In the past decade, content marketing has become a widely established practice. Companies have hired writers and Chief Content Officers to run departments, create blogs and other materials, and, in the process, some have assured sales people that content marketing can mean the end of cold calling.
Business-to-business (B2B) marketers know what a long haul it can be driving leads to conversions. Unlike the business-to-consumer (B2C) segment, the path to purchase for B2B products can be winding, often requiring the input of many players before a purchase is made.
While marketing and sales professionals increasingly find themselves drowning in data, a new IBM study finds that nearly two thirds- — 64 percent — of surveyed CMOs and sales leaders believe their industries will be ready to adopt cognitive technologies in the next three years.

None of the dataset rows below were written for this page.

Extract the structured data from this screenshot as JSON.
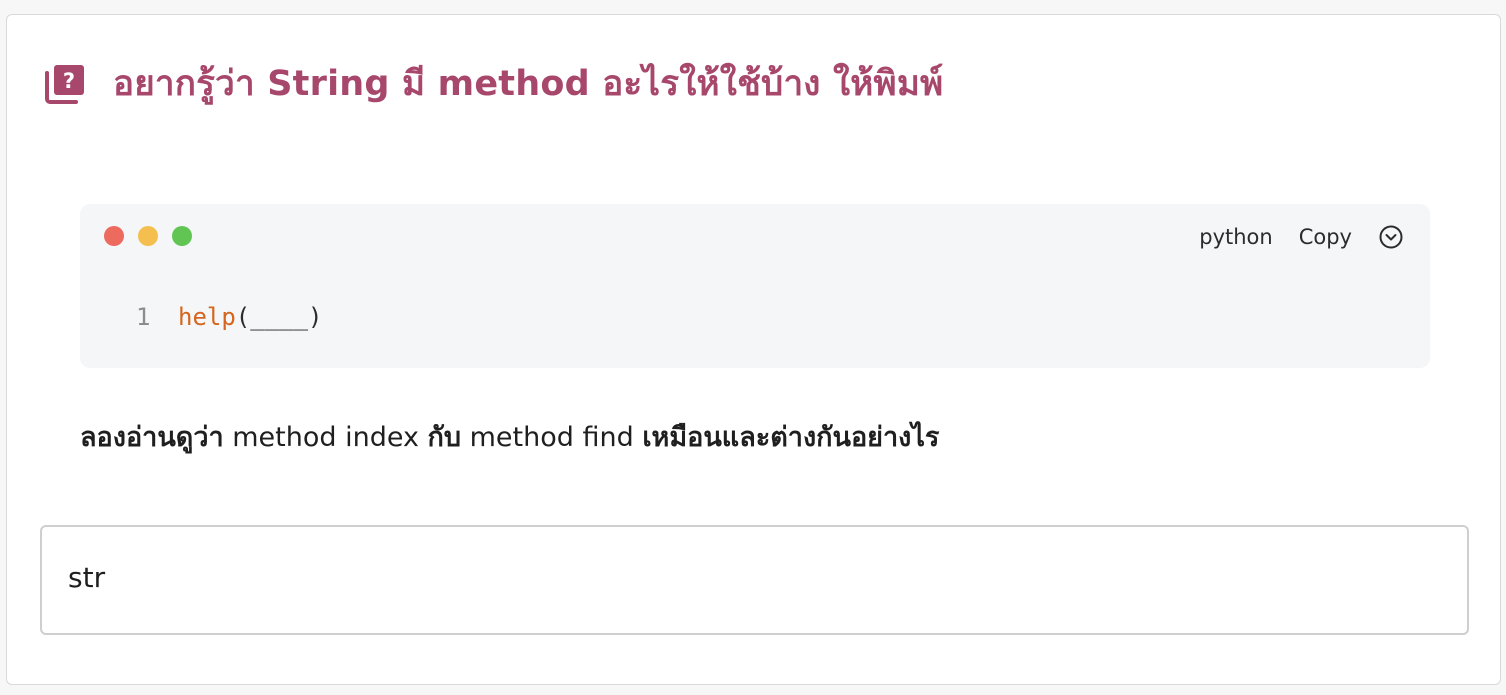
{
  "colors": {
    "accent": "#a8476c",
    "dot_red": "#ec6a5e",
    "dot_yellow": "#f4bf4f",
    "dot_green": "#61c554",
    "code_function": "#d4661f",
    "code_background": "#f5f6f8"
  },
  "header": {
    "icon": "book-question-icon",
    "title": "อยากรู้ว่า String มี method อะไรให้ใช้บ้าง ให้พิมพ์"
  },
  "code_block": {
    "language": "python",
    "copy_label": "Copy",
    "expand_icon": "chevron-down-circle-icon",
    "lines": [
      {
        "number": "1",
        "function": "help",
        "rest": "(____)"
      }
    ]
  },
  "prompt": {
    "part1": "ลองอ่านดูว่า",
    "part2": " method index ",
    "part3": "กับ",
    "part4": " method find ",
    "part5": "เหมือนและต่างกันอย่างไร"
  },
  "answer": {
    "value": "str"
  }
}
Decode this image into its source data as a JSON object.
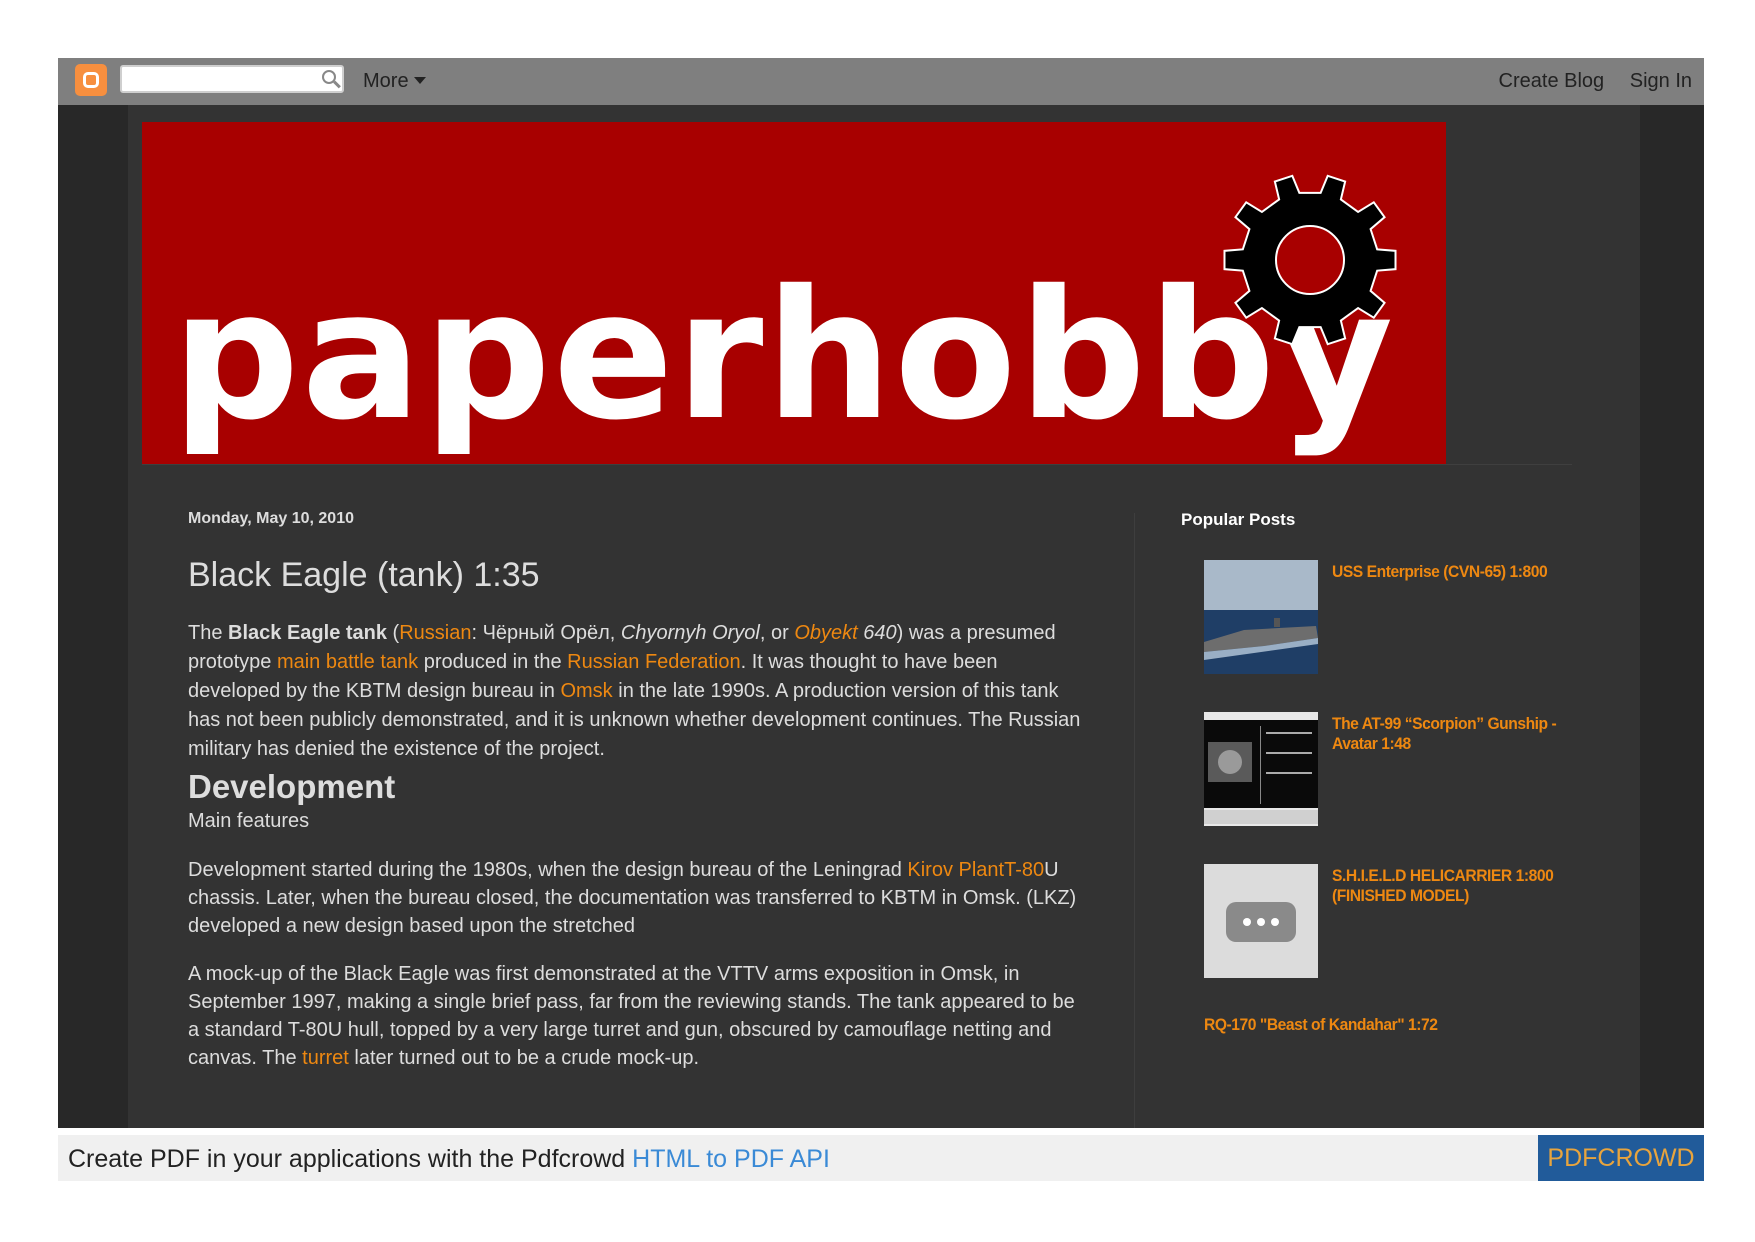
{
  "navbar": {
    "more_label": "More",
    "create_blog": "Create Blog",
    "sign_in": "Sign In"
  },
  "banner": {
    "title": "paperhobby"
  },
  "post": {
    "date": "Monday, May 10, 2010",
    "title": "Black Eagle (tank) 1:35",
    "p1": {
      "t1": "The ",
      "bold": "Black Eagle tank",
      "t2": " (",
      "link_russian": "Russian",
      "t3": ": Чёрный Орёл, ",
      "italic1": "Chyornyh Oryol",
      "t4": ", or ",
      "link_obyekt": "Obyekt",
      "italic2": " 640",
      "t5": ") was a presumed prototype ",
      "link_mbt": "main battle tank",
      "t6": " produced in the ",
      "link_rf": "Russian Federation",
      "t7": ". It was thought to have been developed by the KBTM design bureau in ",
      "link_omsk": "Omsk",
      "t8": " in the late 1990s. A production version of this tank has not been publicly demonstrated, and it is unknown whether development continues. The Russian military has denied the existence of the project."
    },
    "dev_heading": "Development",
    "main_features": "Main features",
    "p2": {
      "t1": "Development started during the 1980s, when the design bureau of the Leningrad ",
      "link_kirov": "Kirov PlantT-80",
      "t2": "U chassis. Later, when the bureau closed, the documentation was transferred to KBTM in Omsk. (LKZ) developed a new design based upon the stretched"
    },
    "p3": {
      "t1": "A mock-up of the Black Eagle was first demonstrated at the VTTV arms exposition in Omsk, in September 1997, making a single brief pass, far from the reviewing stands. The tank appeared to be a standard T-80U hull, topped by a very large turret and gun, obscured by camouflage netting and canvas. The ",
      "link_turret": "turret",
      "t2": " later turned out to be a crude mock-up."
    }
  },
  "sidebar": {
    "title": "Popular Posts",
    "items": [
      {
        "label": "USS Enterprise (CVN-65) 1:800"
      },
      {
        "label": "The AT-99 “Scorpion” Gunship - Avatar 1:48"
      },
      {
        "label": "S.H.I.E.L.D HELICARRIER 1:800 (FINISHED MODEL)"
      },
      {
        "label": "RQ-170 \"Beast of Kandahar\" 1:72"
      }
    ]
  },
  "footer": {
    "text": "Create PDF in your applications with the Pdfcrowd ",
    "link": "HTML to PDF API",
    "badge": "PDFCROWD"
  },
  "colors": {
    "link": "#ee8811",
    "banner": "#a80000",
    "navbar": "#7f7f7f",
    "background": "#333333"
  }
}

B2B buyers strongly prefer to conduct their own online research, without ever speaking with a sales rep. Forward-thinking B2B marketers will embrace this change and enable the customer-directed research journey with self-service technologies — such as SEO and contextual help.
Fifty percent of B2B companies currently selling online expect that half or more of their total customer base will be buying online from them within three years. B2B companies are already seeing average annual online sales growth of 19%, according to a Forrester.

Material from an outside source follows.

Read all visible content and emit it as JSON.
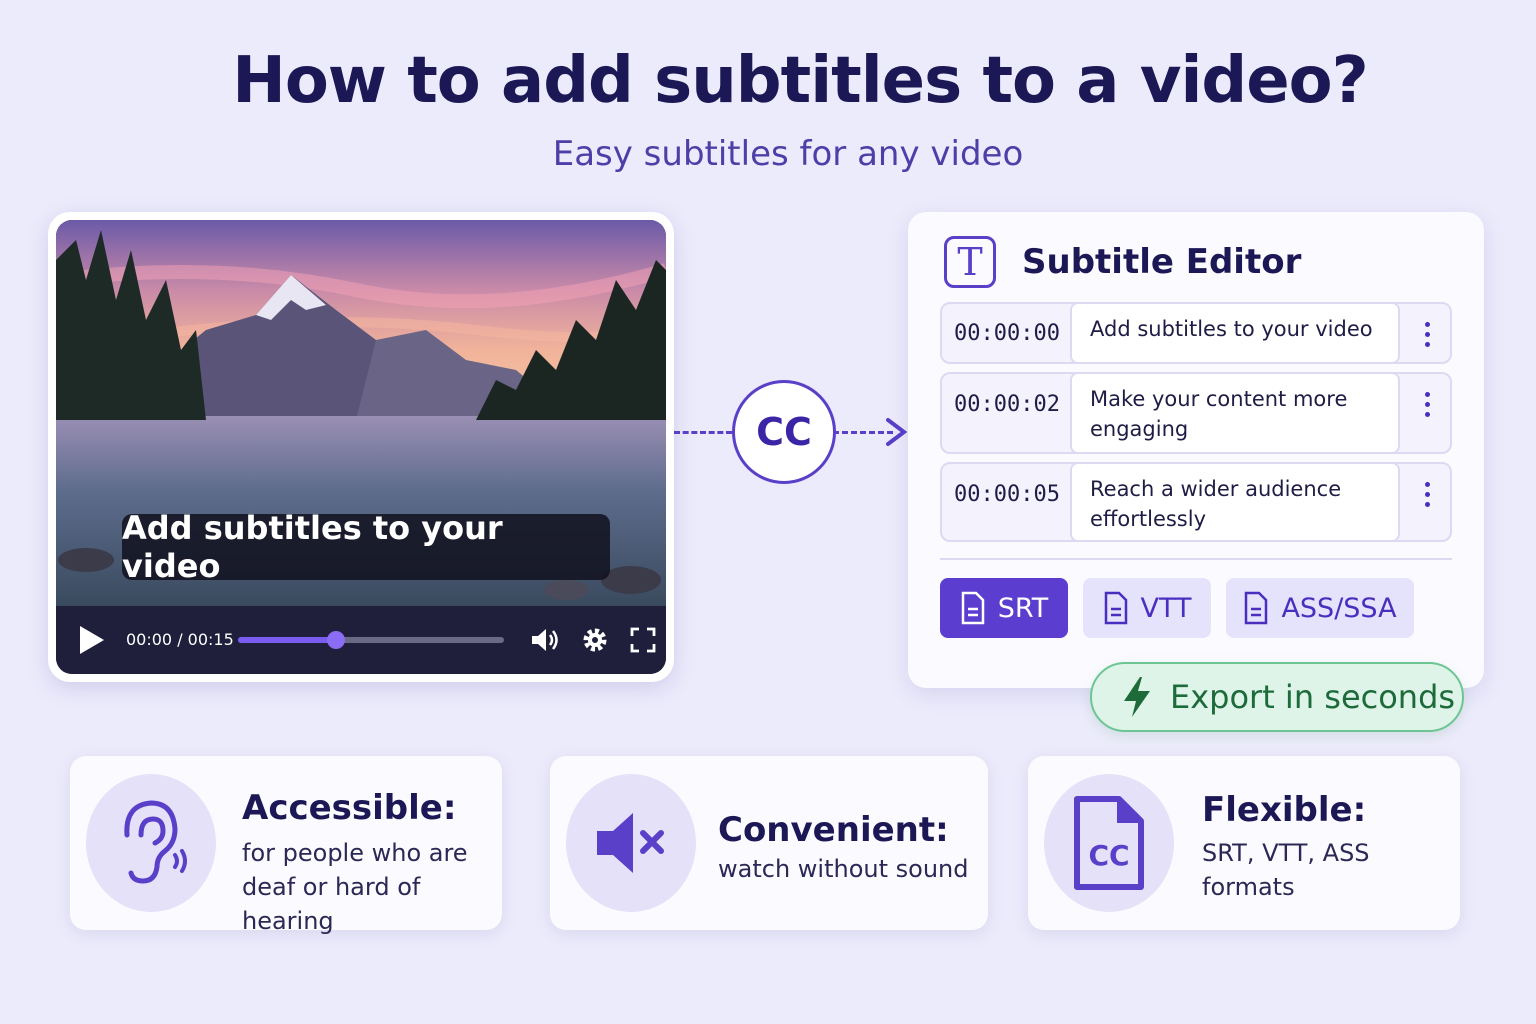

You can bring narrative power to your thought leadership by incorporating proven storytelling structures to articulate new paradigms and possibilities, help clients relate personally and connect emotionally, and take them on a journey that they will remember because it changed them.
As marketers, we must understand who the audience is, where they are now, and where we want to take them.
Smart marketers have long understood that people’s word-of-mouth recommendations have a greater impact on sales than any other source of information. And it’s not just that positive buzz moves the financial needle forward. Negative word of mouth from brand critics can push results in the opposite direction.
Although the level of advocacy varies widely by industry and country, we have not found a single category in which advocacy is irrelevant.